▶ **Given records**:
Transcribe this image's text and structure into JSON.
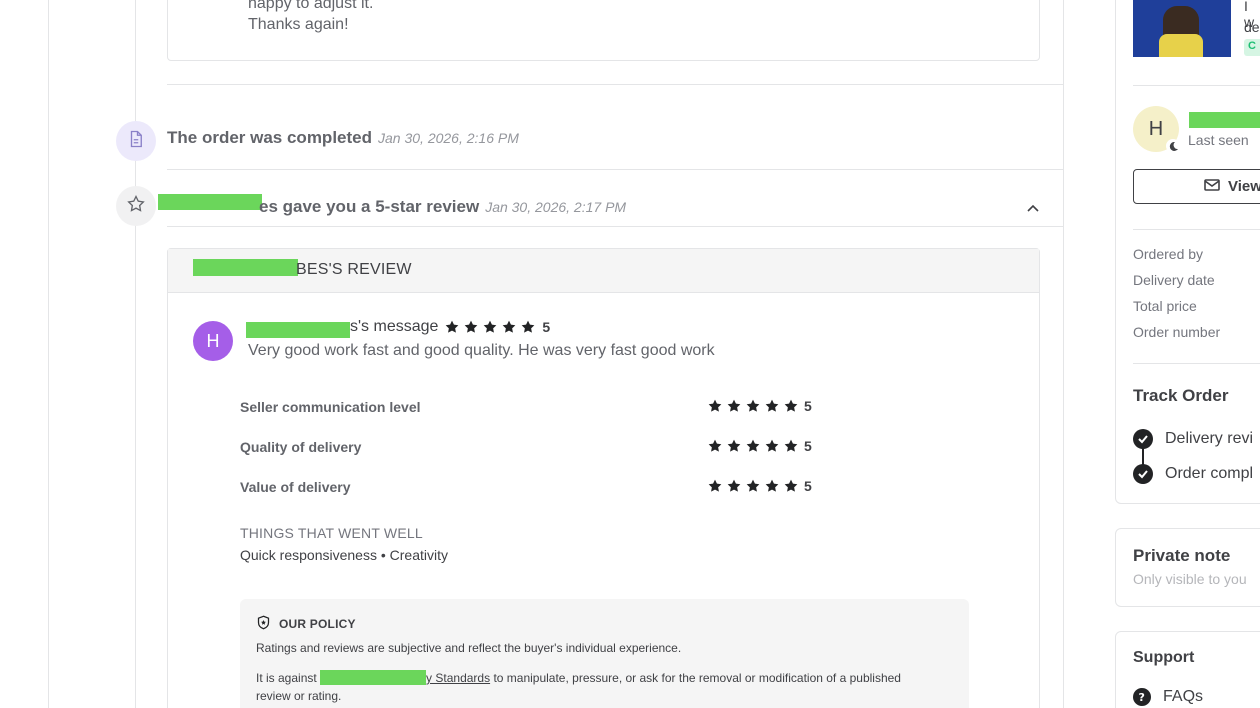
{
  "message_card": {
    "line1": "happy to adjust it.",
    "line2": "Thanks again!"
  },
  "events": [
    {
      "title": "The order was completed",
      "date": "Jan 30, 2026, 2:16 PM",
      "icon": "document-icon"
    },
    {
      "title": "es gave you a 5-star review",
      "date": "Jan 30, 2026, 2:17 PM",
      "icon": "star-outline-icon"
    }
  ],
  "review": {
    "header": "BES'S REVIEW",
    "avatar_initial": "H",
    "message_label": "s's message",
    "overall_rating": "5",
    "message": "Very good work fast and good quality. He was very fast good work",
    "criteria": [
      {
        "label": "Seller communication level",
        "rating": "5"
      },
      {
        "label": "Quality of delivery",
        "rating": "5"
      },
      {
        "label": "Value of delivery",
        "rating": "5"
      }
    ],
    "went_well_title": "THINGS THAT WENT WELL",
    "went_well_items": "Quick responsiveness  •  Creativity",
    "policy": {
      "title": "OUR POLICY",
      "p1": "Ratings and reviews are subjective and reflect the buyer's individual experience.",
      "p2_prefix": "It is against",
      "p2_link": "y Standards",
      "p2_suffix": "to manipulate, pressure, or ask for the removal or modification of a published",
      "p2_line2": "review or rating."
    }
  },
  "sidebar": {
    "gig_snippet_1": "I w",
    "gig_snippet_2": "de",
    "gig_badge": "C",
    "seller_initial": "H",
    "last_seen": "Last seen",
    "view_button": "View",
    "order_labels": [
      "Ordered by",
      "Delivery date",
      "Total price",
      "Order number"
    ],
    "track_title": "Track Order",
    "track_items": [
      "Delivery revi",
      "Order compl"
    ],
    "private_note_title": "Private note",
    "private_note_sub": "Only visible to you",
    "support_title": "Support",
    "faqs": "FAQs"
  },
  "colors": {
    "accent_purple": "#a55ee8",
    "redaction_green": "#6bd65b",
    "star_color": "#222325"
  }
}
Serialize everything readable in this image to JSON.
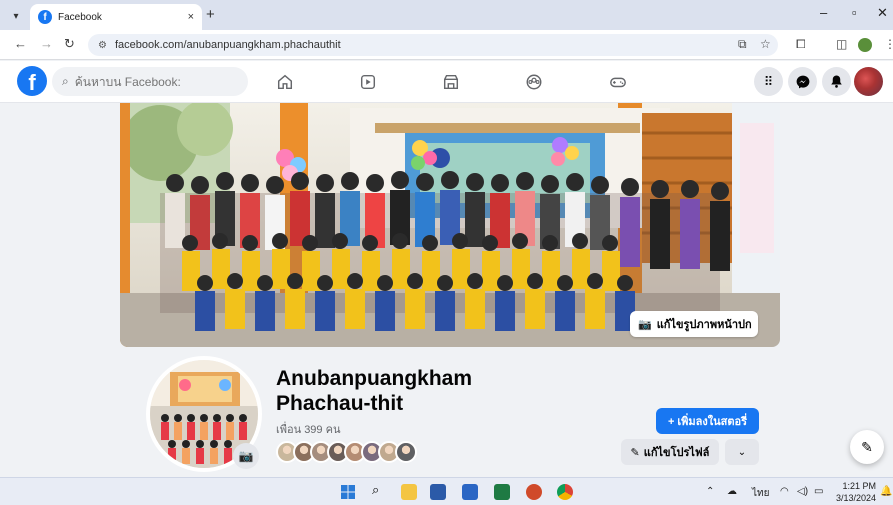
{
  "browser": {
    "tab_title": "Facebook",
    "tab_close": "×",
    "new_tab": "+",
    "url": "facebook.com/anubanpuangkham.phachauthit",
    "window_controls": [
      "–",
      "▫",
      "✕"
    ]
  },
  "fb_header": {
    "logo": "f",
    "search_placeholder": "ค้นหาบน Facebook:",
    "nav_icons": [
      "home-icon",
      "video-icon",
      "marketplace-icon",
      "groups-icon",
      "gaming-icon"
    ],
    "right_icons": [
      "menu-grid-icon",
      "messenger-icon",
      "notifications-icon",
      "account-avatar"
    ]
  },
  "cover": {
    "edit_label": "แก้ไขรูปภาพหน้าปก"
  },
  "profile": {
    "name_line1": "Anubanpuangkham",
    "name_line2": "Phachau-thit",
    "friends": "เพื่อน 399 คน",
    "add_story_label": "+ เพิ่มลงในสตอรี่",
    "edit_profile_label": "แก้ไขโปรไฟล์",
    "more_label": "⌄",
    "friend_avatar_colors": [
      "#c9b79c",
      "#8b6f5c",
      "#a58d7e",
      "#6a5d58",
      "#b48c73",
      "#7a6b7e",
      "#c0a98f",
      "#5f6063"
    ]
  },
  "taskbar": {
    "time": "1:21 PM",
    "date": "3/13/2024",
    "lang": "ไทย",
    "pinned": [
      "windows-start",
      "search",
      "file-explorer",
      "store",
      "word",
      "excel",
      "powerpoint",
      "chrome"
    ]
  }
}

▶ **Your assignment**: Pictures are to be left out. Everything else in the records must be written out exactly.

▶ **Answer for the task**:
Transcribe this image's text and structure into JSON.
{
  "message_card": {
    "line1": "happy to adjust it.",
    "line2": "Thanks again!"
  },
  "events": [
    {
      "title": "The order was completed",
      "date": "Jan 30, 2026, 2:16 PM",
      "icon": "document-icon"
    },
    {
      "title": "es gave you a 5-star review",
      "date": "Jan 30, 2026, 2:17 PM",
      "icon": "star-outline-icon"
    }
  ],
  "review": {
    "header": "BES'S REVIEW",
    "avatar_initial": "H",
    "message_label": "s's message",
    "overall_rating": "5",
    "message": "Very good work fast and good quality. He was very fast good work",
    "criteria": [
      {
        "label": "Seller communication level",
        "rating": "5"
      },
      {
        "label": "Quality of delivery",
        "rating": "5"
      },
      {
        "label": "Value of delivery",
        "rating": "5"
      }
    ],
    "went_well_title": "THINGS THAT WENT WELL",
    "went_well_items": "Quick responsiveness  •  Creativity",
    "policy": {
      "title": "OUR POLICY",
      "p1": "Ratings and reviews are subjective and reflect the buyer's individual experience.",
      "p2_prefix": "It is against",
      "p2_link": "y Standards",
      "p2_suffix": "to manipulate, pressure, or ask for the removal or modification of a published",
      "p2_line2": "review or rating."
    }
  },
  "sidebar": {
    "gig_snippet_1": "I w",
    "gig_snippet_2": "de",
    "gig_badge": "C",
    "seller_initial": "H",
    "last_seen": "Last seen",
    "view_button": "View",
    "order_labels": [
      "Ordered by",
      "Delivery date",
      "Total price",
      "Order number"
    ],
    "track_title": "Track Order",
    "track_items": [
      "Delivery revi",
      "Order compl"
    ],
    "private_note_title": "Private note",
    "private_note_sub": "Only visible to you",
    "support_title": "Support",
    "faqs": "FAQs"
  },
  "colors": {
    "accent_purple": "#a55ee8",
    "redaction_green": "#6bd65b",
    "star_color": "#222325"
  }
}
Serialize everything readable in this image to JSON.
{
  "browser": {
    "tab_title": "Facebook",
    "tab_close": "×",
    "new_tab": "+",
    "url": "facebook.com/anubanpuangkham.phachauthit",
    "window_controls": [
      "–",
      "▫",
      "✕"
    ]
  },
  "fb_header": {
    "logo": "f",
    "search_placeholder": "ค้นหาบน Facebook:",
    "nav_icons": [
      "home-icon",
      "video-icon",
      "marketplace-icon",
      "groups-icon",
      "gaming-icon"
    ],
    "right_icons": [
      "menu-grid-icon",
      "messenger-icon",
      "notifications-icon",
      "account-avatar"
    ]
  },
  "cover": {
    "edit_label": "แก้ไขรูปภาพหน้าปก"
  },
  "profile": {
    "name_line1": "Anubanpuangkham",
    "name_line2": "Phachau-thit",
    "friends": "เพื่อน 399 คน",
    "add_story_label": "+ เพิ่มลงในสตอรี่",
    "edit_profile_label": "แก้ไขโปรไฟล์",
    "more_label": "⌄",
    "friend_avatar_colors": [
      "#c9b79c",
      "#8b6f5c",
      "#a58d7e",
      "#6a5d58",
      "#b48c73",
      "#7a6b7e",
      "#c0a98f",
      "#5f6063"
    ]
  },
  "taskbar": {
    "time": "1:21 PM",
    "date": "3/13/2024",
    "lang": "ไทย",
    "pinned": [
      "windows-start",
      "search",
      "file-explorer",
      "store",
      "word",
      "excel",
      "powerpoint",
      "chrome"
    ]
  }
}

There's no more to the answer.